Whatever it is, it's all the same basic issue: I've got a problem and I don't know how to solve it. This may or may not be a guy thing -- as a gender, we're known for wanting to fix everything around us. Usually when this happens, I resolve it by dropping the problem until I can come back and look at it from a different angle. Sometimes I'm not allowed to. And sometimes there just aren't any other angles.
I have a Rubik's Cube sitting on my desk at work, all the time. I keep it in prominent view. I figured out how to solve it some time ago, largely on my own, and it stays solved where it sits. But every once in a while, usually when the frustrations are starting to build, I pick it up and scramble it. Then I take a few minutes to solve it again, methodically and quickly. The sequences are second nature by now: top edges, top corners, side edges, bottom corners, bottom edges. Twist, turn, spin. And then it's back to its former aesthetic perfection, and I can put it down and go back to work.

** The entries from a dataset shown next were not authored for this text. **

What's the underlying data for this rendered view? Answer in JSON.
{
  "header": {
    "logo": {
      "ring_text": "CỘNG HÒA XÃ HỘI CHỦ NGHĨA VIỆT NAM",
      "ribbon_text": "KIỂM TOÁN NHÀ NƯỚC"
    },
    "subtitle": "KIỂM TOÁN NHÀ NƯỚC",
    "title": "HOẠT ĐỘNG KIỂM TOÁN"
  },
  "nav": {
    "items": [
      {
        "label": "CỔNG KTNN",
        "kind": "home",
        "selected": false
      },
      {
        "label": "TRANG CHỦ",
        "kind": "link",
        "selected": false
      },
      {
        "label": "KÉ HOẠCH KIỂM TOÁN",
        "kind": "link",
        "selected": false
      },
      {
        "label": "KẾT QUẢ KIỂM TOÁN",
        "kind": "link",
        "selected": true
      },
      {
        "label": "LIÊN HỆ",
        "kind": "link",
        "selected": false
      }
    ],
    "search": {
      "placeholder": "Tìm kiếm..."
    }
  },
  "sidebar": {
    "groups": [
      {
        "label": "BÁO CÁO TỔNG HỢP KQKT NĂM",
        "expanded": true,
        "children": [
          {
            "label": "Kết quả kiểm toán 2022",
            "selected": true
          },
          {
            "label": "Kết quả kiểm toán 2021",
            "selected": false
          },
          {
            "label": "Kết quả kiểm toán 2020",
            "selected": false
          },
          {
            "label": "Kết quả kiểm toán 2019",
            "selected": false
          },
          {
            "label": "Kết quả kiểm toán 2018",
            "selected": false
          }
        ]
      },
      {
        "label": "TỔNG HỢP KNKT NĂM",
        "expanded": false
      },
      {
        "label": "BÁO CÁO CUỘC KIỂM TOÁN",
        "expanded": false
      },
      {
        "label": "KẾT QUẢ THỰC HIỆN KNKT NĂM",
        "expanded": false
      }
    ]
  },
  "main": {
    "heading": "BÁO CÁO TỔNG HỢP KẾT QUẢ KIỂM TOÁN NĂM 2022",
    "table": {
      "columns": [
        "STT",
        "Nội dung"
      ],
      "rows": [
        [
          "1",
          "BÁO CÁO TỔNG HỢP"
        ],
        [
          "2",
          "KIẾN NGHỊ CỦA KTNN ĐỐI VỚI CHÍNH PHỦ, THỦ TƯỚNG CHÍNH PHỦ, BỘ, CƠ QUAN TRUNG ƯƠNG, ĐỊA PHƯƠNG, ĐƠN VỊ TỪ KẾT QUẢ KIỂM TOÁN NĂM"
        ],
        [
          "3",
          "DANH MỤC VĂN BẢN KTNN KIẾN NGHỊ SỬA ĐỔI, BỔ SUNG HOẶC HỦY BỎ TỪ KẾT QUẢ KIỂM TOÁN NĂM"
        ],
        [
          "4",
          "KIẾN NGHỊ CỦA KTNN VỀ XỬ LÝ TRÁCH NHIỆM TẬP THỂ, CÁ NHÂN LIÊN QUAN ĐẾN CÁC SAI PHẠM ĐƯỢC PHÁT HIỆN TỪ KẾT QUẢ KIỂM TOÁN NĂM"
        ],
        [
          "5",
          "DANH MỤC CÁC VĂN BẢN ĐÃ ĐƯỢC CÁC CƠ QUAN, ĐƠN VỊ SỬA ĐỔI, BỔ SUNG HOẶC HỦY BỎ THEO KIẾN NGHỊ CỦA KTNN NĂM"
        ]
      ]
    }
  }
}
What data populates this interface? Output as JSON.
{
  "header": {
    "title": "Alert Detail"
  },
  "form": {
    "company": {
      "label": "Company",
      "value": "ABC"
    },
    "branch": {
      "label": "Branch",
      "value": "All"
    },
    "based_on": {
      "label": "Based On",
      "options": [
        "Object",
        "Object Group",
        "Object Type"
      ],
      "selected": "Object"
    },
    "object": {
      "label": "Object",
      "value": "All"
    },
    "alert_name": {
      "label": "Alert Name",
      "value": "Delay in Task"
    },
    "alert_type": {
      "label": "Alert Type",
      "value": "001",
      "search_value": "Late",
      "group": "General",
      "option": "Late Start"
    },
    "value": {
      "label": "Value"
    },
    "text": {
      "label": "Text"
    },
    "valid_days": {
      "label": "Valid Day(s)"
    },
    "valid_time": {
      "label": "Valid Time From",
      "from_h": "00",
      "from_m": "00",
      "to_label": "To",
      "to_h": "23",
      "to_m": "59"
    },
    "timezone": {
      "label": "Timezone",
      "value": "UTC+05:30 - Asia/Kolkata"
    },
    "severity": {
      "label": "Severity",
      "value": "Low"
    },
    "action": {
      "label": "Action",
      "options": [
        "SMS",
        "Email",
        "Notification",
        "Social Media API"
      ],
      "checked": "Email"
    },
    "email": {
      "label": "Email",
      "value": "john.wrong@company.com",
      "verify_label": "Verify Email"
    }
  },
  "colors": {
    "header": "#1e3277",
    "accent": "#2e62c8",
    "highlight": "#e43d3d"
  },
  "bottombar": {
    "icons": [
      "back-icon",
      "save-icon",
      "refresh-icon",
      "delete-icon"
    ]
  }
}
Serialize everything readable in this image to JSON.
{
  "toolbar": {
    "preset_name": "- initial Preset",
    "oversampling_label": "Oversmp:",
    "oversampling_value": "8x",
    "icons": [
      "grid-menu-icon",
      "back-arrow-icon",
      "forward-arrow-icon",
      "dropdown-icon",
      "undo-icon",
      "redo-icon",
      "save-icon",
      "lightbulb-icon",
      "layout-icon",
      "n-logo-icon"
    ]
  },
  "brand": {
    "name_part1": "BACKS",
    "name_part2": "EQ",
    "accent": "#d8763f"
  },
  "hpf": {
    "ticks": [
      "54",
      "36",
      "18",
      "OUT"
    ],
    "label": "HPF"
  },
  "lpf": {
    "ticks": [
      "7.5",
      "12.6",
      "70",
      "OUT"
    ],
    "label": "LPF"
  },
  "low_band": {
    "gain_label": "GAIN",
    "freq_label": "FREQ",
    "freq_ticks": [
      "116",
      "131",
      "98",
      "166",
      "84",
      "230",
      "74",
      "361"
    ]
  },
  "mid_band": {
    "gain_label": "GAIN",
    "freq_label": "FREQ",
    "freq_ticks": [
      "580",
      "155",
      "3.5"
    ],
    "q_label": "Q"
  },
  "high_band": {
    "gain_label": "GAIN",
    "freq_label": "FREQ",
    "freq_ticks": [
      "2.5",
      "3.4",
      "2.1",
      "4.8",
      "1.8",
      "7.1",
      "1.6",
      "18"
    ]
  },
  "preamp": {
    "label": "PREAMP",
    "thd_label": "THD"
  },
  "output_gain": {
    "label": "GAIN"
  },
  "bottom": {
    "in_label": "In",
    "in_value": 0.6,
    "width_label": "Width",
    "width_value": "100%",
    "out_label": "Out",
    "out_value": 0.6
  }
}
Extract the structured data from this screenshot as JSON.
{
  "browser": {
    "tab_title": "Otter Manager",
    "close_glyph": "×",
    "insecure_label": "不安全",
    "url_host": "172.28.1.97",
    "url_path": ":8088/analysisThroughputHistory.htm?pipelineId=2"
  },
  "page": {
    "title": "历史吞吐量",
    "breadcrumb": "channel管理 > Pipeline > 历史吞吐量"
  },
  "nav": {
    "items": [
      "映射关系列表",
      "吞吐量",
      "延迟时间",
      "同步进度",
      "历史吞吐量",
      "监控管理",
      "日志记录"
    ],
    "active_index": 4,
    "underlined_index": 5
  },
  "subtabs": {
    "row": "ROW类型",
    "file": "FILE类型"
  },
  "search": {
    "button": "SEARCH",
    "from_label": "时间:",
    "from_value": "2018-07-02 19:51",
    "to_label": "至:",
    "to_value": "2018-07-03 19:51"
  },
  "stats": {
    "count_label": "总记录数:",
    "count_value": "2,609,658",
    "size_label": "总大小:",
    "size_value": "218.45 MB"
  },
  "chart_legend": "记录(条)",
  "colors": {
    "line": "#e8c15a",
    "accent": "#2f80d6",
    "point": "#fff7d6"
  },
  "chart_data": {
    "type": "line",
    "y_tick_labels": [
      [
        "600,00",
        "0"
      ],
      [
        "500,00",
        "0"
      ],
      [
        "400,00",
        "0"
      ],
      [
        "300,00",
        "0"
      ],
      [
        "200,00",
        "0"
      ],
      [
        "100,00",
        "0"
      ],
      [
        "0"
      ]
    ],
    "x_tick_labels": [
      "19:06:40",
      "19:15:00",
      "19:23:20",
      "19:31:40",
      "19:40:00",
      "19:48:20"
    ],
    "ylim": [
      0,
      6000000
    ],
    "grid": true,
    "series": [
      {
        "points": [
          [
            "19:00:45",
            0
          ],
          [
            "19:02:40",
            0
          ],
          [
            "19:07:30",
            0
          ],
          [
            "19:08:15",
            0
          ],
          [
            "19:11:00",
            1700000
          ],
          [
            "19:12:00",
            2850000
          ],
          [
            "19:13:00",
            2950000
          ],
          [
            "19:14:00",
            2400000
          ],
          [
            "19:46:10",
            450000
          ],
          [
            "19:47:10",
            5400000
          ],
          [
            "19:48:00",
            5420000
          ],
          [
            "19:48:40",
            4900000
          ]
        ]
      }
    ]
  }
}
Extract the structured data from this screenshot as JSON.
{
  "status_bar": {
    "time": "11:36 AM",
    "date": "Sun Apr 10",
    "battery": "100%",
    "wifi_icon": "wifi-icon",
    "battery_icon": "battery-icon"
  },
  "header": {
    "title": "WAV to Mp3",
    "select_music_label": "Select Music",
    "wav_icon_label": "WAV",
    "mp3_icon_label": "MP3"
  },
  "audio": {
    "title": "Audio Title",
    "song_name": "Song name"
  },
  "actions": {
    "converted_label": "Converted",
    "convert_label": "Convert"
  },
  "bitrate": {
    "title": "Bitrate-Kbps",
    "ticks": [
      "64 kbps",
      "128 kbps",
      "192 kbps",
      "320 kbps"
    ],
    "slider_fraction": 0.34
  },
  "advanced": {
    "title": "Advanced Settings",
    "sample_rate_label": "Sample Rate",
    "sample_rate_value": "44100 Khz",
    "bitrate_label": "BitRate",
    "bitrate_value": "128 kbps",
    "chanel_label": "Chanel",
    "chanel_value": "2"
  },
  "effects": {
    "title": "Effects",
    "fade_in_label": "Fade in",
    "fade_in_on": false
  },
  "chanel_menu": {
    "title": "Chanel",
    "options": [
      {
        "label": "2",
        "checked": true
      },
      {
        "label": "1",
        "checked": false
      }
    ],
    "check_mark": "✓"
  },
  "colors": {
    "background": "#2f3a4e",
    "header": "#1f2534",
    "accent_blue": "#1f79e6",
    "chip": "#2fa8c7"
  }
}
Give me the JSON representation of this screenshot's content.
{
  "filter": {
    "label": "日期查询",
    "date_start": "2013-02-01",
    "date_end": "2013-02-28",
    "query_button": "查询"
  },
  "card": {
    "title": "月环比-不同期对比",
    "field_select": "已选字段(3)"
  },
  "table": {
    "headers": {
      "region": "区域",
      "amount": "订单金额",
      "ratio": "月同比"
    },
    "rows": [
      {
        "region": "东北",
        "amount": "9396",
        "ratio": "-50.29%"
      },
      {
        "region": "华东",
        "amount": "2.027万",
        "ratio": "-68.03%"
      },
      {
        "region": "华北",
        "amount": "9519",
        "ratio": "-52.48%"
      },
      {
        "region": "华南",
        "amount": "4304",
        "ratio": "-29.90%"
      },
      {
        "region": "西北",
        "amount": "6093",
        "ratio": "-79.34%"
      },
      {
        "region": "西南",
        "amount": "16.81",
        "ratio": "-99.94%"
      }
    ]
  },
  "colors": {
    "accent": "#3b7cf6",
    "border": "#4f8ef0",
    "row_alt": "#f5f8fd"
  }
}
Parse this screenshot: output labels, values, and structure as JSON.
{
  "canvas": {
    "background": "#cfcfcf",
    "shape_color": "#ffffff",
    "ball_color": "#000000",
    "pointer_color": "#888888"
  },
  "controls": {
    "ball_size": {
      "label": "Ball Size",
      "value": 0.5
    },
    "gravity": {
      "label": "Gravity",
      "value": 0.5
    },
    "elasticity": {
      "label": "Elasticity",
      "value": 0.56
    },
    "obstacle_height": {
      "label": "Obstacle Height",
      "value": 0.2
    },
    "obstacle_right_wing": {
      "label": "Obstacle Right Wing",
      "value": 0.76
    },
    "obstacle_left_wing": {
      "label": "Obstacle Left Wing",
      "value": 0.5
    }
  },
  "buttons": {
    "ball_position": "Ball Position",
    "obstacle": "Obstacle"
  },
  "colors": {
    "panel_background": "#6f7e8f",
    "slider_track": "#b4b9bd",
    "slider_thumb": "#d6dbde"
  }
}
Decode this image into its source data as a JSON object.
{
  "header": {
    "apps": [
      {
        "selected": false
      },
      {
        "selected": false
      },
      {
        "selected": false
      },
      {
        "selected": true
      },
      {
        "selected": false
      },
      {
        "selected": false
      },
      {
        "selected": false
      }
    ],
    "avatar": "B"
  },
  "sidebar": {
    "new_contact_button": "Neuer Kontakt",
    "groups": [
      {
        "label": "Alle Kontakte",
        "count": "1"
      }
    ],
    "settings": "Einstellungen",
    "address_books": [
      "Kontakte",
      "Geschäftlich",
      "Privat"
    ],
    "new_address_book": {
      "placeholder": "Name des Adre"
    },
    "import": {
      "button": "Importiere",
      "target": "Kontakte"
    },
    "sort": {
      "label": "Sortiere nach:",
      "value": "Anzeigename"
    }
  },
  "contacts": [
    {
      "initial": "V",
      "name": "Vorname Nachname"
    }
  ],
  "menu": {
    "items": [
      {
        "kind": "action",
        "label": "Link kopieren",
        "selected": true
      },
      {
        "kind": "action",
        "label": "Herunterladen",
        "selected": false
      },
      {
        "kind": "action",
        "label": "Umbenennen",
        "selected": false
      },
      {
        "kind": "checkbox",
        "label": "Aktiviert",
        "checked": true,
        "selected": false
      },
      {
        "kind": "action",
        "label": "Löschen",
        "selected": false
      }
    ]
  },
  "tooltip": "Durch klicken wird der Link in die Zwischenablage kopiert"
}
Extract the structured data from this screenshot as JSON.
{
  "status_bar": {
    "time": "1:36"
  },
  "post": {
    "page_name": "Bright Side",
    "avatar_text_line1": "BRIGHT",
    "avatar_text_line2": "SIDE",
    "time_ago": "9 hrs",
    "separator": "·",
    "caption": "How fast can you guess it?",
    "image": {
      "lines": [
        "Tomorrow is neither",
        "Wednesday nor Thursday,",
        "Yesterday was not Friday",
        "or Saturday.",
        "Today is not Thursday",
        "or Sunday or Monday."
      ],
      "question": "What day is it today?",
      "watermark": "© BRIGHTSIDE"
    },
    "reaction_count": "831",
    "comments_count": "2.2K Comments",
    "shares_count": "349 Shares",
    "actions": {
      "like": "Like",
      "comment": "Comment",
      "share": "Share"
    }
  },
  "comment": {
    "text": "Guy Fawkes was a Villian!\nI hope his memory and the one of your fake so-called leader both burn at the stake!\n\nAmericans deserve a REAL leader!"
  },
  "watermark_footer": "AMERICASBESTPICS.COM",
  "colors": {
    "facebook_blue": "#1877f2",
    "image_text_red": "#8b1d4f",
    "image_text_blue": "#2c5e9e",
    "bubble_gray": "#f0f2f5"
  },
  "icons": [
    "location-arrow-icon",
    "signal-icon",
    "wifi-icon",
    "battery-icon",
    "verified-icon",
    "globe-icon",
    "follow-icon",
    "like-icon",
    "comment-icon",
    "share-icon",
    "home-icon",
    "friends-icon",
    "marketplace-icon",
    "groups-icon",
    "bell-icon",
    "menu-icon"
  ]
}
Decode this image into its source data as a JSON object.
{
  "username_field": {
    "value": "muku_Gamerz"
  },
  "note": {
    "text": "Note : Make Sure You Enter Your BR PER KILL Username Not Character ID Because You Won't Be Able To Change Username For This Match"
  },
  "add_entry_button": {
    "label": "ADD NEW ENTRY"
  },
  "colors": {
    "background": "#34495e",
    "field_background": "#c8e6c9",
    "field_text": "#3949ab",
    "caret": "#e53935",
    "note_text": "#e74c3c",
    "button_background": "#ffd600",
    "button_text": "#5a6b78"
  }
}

It's strangely comforting. Some people get out their stress by punching walls; I get mine out by solving problems. The Rubik's Cube is nice to keep around for just that reason. For most everybody it's an incredible puzzle, too difficult for them to even bother with. But no matter how bad it looks, I can fix it. Perfectly, and every single time.
I know I'm not the first person who wishes everything in life worked that way.